Hot Springs National Park is adjacent to the city of Hot Springs, Arkansas. It gets its name from the hot spring water that flows down the western side of an eponymous mountain. At just more than 5,500 acres, it is the smallest national park by area, but it receives 1.3 million visitors a year.
Activities in Hot Springs National Park
The park may be small, but there are plenty of activities to keep visitors busy. Visitors can take a stroll down Bathhouse Row or Grand Promenade to view the elegant bathhouses of a bygone era. Guided tours are also available.
Visitors can visit the restored Fordyce Bathhouse, which in its heyday included elaborate baths, a music room, and even a bowling alley. The bathhouse was in operation from 1915 to 1962. After it closed, it remained vacant until 1989 when it was reopened as the park’s visitor center and museum. At the Buckstaff Baths, visitors can take a traditional bath the way it was more than half a century ago. For a modern spa experience, try the Quapaw Baths and Spa.
If visitors have more time or are looking for more vigorous activity, the park offers 26 miles of hiking trails to explore. Hot Springs Mountain Trail begins at the Pagoda shelter below the Hot Springs Moutain Tower and takes visitors through hardwood and pine forests up the western side of the mountain. The longest trail in the park, Sunset Trail, leads visitors through 10 miles of varied terrain. The trail traverses West Mountain, allows for breathtaking views of Sugar Mountain, and brings visitors through what was once the Fordyce family estate.
Visiting Hot Springs National Park
The park is open all year round, and the visitor center in the Fordyce Bathhouse is open daily from 9 a.m. to 5 p.m., except New Year’s Day, Thanksgiving Day, and Christmas Day.
The camp offers both primitive and RV hook-up campsites. Primitive sites are $10 per night, while full hook-up sites are $24 per night. Campgrounds do not take reservations.
Located in an urban area, the park surrounds the north end of the city of Hot Springs, Ark. Visitors should be wary of businesses who advertise that they are in Hot Springs National Park when they actually are not. It is good to know that the city of Hot Springs also goes by Hot Springs National Park.

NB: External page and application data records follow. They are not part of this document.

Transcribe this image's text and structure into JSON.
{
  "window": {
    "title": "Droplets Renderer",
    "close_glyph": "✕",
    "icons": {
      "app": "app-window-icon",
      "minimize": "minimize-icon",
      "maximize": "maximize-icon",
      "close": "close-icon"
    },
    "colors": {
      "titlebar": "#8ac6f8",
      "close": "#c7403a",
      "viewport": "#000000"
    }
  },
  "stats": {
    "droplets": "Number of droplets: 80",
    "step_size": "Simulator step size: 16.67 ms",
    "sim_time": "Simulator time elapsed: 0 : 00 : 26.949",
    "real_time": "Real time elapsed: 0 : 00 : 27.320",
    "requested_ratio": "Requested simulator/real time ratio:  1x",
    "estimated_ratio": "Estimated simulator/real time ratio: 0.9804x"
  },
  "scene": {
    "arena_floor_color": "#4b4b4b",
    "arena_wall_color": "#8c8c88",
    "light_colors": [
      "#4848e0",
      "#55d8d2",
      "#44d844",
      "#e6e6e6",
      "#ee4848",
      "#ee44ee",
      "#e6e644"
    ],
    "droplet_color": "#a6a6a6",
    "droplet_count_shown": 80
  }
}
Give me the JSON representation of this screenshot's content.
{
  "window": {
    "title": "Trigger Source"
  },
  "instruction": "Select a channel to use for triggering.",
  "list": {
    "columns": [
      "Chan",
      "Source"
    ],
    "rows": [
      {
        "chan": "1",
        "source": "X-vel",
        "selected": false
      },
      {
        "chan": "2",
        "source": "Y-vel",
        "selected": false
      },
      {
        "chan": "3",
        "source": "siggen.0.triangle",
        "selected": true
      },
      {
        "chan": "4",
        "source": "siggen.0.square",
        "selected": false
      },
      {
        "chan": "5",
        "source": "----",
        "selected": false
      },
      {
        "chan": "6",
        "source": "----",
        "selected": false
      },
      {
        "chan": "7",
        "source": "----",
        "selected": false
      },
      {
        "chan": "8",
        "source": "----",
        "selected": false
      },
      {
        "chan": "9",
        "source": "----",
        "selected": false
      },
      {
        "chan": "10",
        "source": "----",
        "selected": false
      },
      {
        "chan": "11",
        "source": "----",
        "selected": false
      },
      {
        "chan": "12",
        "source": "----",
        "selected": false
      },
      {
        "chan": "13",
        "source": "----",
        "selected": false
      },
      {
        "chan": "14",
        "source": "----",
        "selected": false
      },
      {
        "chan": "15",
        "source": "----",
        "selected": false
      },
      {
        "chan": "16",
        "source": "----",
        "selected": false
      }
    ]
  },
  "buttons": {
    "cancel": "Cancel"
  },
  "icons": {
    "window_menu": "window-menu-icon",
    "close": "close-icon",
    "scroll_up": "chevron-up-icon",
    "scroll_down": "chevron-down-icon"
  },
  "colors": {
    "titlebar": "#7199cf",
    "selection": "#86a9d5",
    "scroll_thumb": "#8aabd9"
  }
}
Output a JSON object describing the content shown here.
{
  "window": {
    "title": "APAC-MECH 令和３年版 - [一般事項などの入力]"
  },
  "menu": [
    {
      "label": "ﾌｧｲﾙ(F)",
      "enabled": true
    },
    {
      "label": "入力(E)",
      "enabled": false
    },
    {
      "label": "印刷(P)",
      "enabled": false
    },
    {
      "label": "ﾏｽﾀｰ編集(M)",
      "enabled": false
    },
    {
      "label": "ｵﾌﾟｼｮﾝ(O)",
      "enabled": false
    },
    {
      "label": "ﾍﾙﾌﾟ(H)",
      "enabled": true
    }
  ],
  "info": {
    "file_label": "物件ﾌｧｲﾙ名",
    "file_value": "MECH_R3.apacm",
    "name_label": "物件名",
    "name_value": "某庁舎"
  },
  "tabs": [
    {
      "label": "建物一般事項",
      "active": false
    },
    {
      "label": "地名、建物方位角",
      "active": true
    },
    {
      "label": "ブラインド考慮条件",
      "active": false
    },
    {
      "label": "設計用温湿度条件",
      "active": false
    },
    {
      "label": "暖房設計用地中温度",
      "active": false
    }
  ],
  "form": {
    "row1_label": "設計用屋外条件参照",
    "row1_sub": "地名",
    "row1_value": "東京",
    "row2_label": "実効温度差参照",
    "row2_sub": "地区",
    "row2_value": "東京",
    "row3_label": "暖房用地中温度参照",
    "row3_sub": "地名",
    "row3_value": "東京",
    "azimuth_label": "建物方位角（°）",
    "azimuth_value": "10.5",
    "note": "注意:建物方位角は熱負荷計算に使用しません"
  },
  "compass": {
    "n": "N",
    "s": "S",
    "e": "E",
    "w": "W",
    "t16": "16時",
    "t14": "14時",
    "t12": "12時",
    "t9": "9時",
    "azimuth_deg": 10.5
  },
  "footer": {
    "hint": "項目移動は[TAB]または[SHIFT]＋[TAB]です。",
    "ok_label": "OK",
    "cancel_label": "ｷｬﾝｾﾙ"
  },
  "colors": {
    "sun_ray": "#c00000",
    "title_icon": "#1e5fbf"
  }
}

And go ahead, “Quaff the elixir.” It’s encouraged to drink the water.
Wildlife in Hot Springs National Park
Since the park is mainly urban, the wildlife in the park is typical of the region. There are no threatened or endangered species in the park. Birds, rodents, and bats are plentiful.
History of Hot Springs National Park
Native Americans called it the “valley of the vapors.” For more than 8,000 years, native peoples of many tribes would gather at the springs, setting aside their differences to relax and partake in the healing properties of the thermal waters.
Spanish and French settlers knew about the area, but it wasn’t explored by the United States until after the Louisiana Purchase in 1803. Americans quickly understood that the area was a special place. It was believed that the springs could cure diseases of the skin and blood, rheumatism, nervous afflictions, and other sicknesses. Patients and physicians rushed to the area, and bathhouses and cottages were built quickly to accommodate them.
For fear the springs were getting polluted, the government set aside the area as a federal reserve in 1877, which forbade private control over any of the hot springs area. Now a federally owned reserve, the springs were transformed into a protected “spa city.” Tourists came from all over to experience the transformative benefits of the springs. Roads were improved, and brick and stucco bathhouses were constructed. They even featured amenities like billiards rooms and other entertainment. The springs were walled up and covered for protection. The reserve was officially designated Hot Springs National Park in 1921.
Other key dates in Hot Springs National Park history:
- March 1921 – Hot Springs National Reserve re-established as Hot Springs National Park.
- May 1933 – Civilian Conservation Corp camp founded at Hot Springs National Park. The corps would build walls, dig swimming pools and make other improvements to park facilities.
- 1962 – The Fordyce Bathhouse closes due to a decline in visitors.
- 1972 – The park acquires 1,314 acres.
- 1973 – An additional 883 acres are added.
- 1982 – Fordyce Bathouse is restored and reopened as the park’s visitor center.